**Task prompt:**
Copy out the data below. Leave nothing out and alter nothing.

Top of Records provided

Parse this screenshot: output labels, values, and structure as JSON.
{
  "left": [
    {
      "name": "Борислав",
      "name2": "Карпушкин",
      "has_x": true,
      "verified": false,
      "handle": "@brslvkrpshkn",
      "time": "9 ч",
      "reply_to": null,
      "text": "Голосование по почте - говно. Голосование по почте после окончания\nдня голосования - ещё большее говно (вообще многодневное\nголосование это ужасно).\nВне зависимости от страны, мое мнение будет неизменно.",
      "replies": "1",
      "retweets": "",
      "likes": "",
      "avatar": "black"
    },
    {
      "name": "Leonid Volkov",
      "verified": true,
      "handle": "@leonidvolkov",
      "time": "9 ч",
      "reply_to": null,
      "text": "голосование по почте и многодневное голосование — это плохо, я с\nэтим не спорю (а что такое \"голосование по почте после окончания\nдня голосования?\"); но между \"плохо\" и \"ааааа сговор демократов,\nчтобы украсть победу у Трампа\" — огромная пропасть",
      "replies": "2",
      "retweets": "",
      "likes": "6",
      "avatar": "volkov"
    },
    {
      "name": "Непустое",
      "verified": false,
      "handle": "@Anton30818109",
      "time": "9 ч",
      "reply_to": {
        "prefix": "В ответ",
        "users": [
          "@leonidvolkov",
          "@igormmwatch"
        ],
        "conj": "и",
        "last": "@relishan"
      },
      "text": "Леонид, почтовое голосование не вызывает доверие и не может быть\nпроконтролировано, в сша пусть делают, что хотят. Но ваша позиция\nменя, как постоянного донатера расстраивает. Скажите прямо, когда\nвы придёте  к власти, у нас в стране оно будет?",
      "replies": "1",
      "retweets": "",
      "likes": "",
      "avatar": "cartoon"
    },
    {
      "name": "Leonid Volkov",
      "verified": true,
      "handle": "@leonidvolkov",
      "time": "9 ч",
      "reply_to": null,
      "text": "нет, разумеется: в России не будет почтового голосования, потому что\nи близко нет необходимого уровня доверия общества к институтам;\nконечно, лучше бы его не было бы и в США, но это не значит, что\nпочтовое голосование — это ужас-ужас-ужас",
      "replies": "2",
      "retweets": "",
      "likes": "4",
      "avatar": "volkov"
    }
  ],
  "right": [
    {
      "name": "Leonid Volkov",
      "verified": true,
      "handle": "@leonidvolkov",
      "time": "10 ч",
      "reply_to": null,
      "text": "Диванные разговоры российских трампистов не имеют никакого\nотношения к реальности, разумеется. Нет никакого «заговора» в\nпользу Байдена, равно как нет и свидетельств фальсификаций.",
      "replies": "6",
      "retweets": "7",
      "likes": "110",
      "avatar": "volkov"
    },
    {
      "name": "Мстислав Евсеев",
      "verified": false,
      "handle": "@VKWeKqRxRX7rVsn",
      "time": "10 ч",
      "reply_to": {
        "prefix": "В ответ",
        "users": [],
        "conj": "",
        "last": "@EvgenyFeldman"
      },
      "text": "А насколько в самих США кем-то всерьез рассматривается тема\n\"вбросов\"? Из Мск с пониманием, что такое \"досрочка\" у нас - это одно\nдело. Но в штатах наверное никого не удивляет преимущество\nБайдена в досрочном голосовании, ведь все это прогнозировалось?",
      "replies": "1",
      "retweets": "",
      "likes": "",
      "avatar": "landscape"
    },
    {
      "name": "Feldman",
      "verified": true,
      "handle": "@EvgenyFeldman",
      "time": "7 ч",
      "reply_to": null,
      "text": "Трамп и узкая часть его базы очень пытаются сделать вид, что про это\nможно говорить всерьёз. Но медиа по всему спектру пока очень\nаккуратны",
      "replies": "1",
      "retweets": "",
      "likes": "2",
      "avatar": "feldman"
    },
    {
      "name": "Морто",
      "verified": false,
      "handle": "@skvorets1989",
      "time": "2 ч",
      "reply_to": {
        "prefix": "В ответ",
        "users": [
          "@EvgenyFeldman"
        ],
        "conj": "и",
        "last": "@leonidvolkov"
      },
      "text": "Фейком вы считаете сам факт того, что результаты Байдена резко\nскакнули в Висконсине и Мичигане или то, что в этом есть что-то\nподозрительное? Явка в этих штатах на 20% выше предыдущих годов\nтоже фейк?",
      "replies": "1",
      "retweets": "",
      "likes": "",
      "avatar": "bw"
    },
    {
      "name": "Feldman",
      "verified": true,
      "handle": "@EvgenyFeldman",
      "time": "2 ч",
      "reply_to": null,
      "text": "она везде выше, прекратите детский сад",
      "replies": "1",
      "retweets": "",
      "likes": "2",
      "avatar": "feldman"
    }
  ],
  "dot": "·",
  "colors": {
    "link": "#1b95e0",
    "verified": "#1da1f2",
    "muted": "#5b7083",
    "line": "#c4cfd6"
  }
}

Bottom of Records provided

**Result:**
Parse this screenshot: output labels, values, and structure as JSON.
{
  "left": [
    {
      "name": "Борислав",
      "name2": "Карпушкин",
      "has_x": true,
      "verified": false,
      "handle": "@brslvkrpshkn",
      "time": "9 ч",
      "reply_to": null,
      "text": "Голосование по почте - говно. Голосование по почте после окончания\nдня голосования - ещё большее говно (вообще многодневное\nголосование это ужасно).\nВне зависимости от страны, мое мнение будет неизменно.",
      "replies": "1",
      "retweets": "",
      "likes": "",
      "avatar": "black"
    },
    {
      "name": "Leonid Volkov",
      "verified": true,
      "handle": "@leonidvolkov",
      "time": "9 ч",
      "reply_to": null,
      "text": "голосование по почте и многодневное голосование — это плохо, я с\nэтим не спорю (а что такое \"голосование по почте после окончания\nдня голосования?\"); но между \"плохо\" и \"ааааа сговор демократов,\nчтобы украсть победу у Трампа\" — огромная пропасть",
      "replies": "2",
      "retweets": "",
      "likes": "6",
      "avatar": "volkov"
    },
    {
      "name": "Непустое",
      "verified": false,
      "handle": "@Anton30818109",
      "time": "9 ч",
      "reply_to": {
        "prefix": "В ответ",
        "users": [
          "@leonidvolkov",
          "@igormmwatch"
        ],
        "conj": "и",
        "last": "@relishan"
      },
      "text": "Леонид, почтовое голосование не вызывает доверие и не может быть\nпроконтролировано, в сша пусть делают, что хотят. Но ваша позиция\nменя, как постоянного донатера расстраивает. Скажите прямо, когда\nвы придёте  к власти, у нас в стране оно будет?",
      "replies": "1",
      "retweets": "",
      "likes": "",
      "avatar": "cartoon"
    },
    {
      "name": "Leonid Volkov",
      "verified": true,
      "handle": "@leonidvolkov",
      "time": "9 ч",
      "reply_to": null,
      "text": "нет, разумеется: в России не будет почтового голосования, потому что\nи близко нет необходимого уровня доверия общества к институтам;\nконечно, лучше бы его не было бы и в США, но это не значит, что\nпочтовое голосование — это ужас-ужас-ужас",
      "replies": "2",
      "retweets": "",
      "likes": "4",
      "avatar": "volkov"
    }
  ],
  "right": [
    {
      "name": "Leonid Volkov",
      "verified": true,
      "handle": "@leonidvolkov",
      "time": "10 ч",
      "reply_to": null,
      "text": "Диванные разговоры российских трампистов не имеют никакого\nотношения к реальности, разумеется. Нет никакого «заговора» в\nпользу Байдена, равно как нет и свидетельств фальсификаций.",
      "replies": "6",
      "retweets": "7",
      "likes": "110",
      "avatar": "volkov"
    },
    {
      "name": "Мстислав Евсеев",
      "verified": false,
      "handle": "@VKWeKqRxRX7rVsn",
      "time": "10 ч",
      "reply_to": {
        "prefix": "В ответ",
        "users": [],
        "conj": "",
        "last": "@EvgenyFeldman"
      },
      "text": "А насколько в самих США кем-то всерьез рассматривается тема\n\"вбросов\"? Из Мск с пониманием, что такое \"досрочка\" у нас - это одно\nдело. Но в штатах наверное никого не удивляет преимущество\nБайдена в досрочном голосовании, ведь все это прогнозировалось?",
      "replies": "1",
      "retweets": "",
      "likes": "",
      "avatar": "landscape"
    },
    {
      "name": "Feldman",
      "verified": true,
      "handle": "@EvgenyFeldman",
      "time": "7 ч",
      "reply_to": null,
      "text": "Трамп и узкая часть его базы очень пытаются сделать вид, что про это\nможно говорить всерьёз. Но медиа по всему спектру пока очень\nаккуратны",
      "replies": "1",
      "retweets": "",
      "likes": "2",
      "avatar": "feldman"
    },
    {
      "name": "Морто",
      "verified": false,
      "handle": "@skvorets1989",
      "time": "2 ч",
      "reply_to": {
        "prefix": "В ответ",
        "users": [
          "@EvgenyFeldman"
        ],
        "conj": "и",
        "last": "@leonidvolkov"
      },
      "text": "Фейком вы считаете сам факт того, что результаты Байдена резко\nскакнули в Висконсине и Мичигане или то, что в этом есть что-то\nподозрительное? Явка в этих штатах на 20% выше предыдущих годов\nтоже фейк?",
      "replies": "1",
      "retweets": "",
      "likes": "",
      "avatar": "bw"
    },
    {
      "name": "Feldman",
      "verified": true,
      "handle": "@EvgenyFeldman",
      "time": "2 ч",
      "reply_to": null,
      "text": "она везде выше, прекратите детский сад",
      "replies": "1",
      "retweets": "",
      "likes": "2",
      "avatar": "feldman"
    }
  ],
  "dot": "·",
  "colors": {
    "link": "#1b95e0",
    "verified": "#1da1f2",
    "muted": "#5b7083",
    "line": "#c4cfd6"
  }
}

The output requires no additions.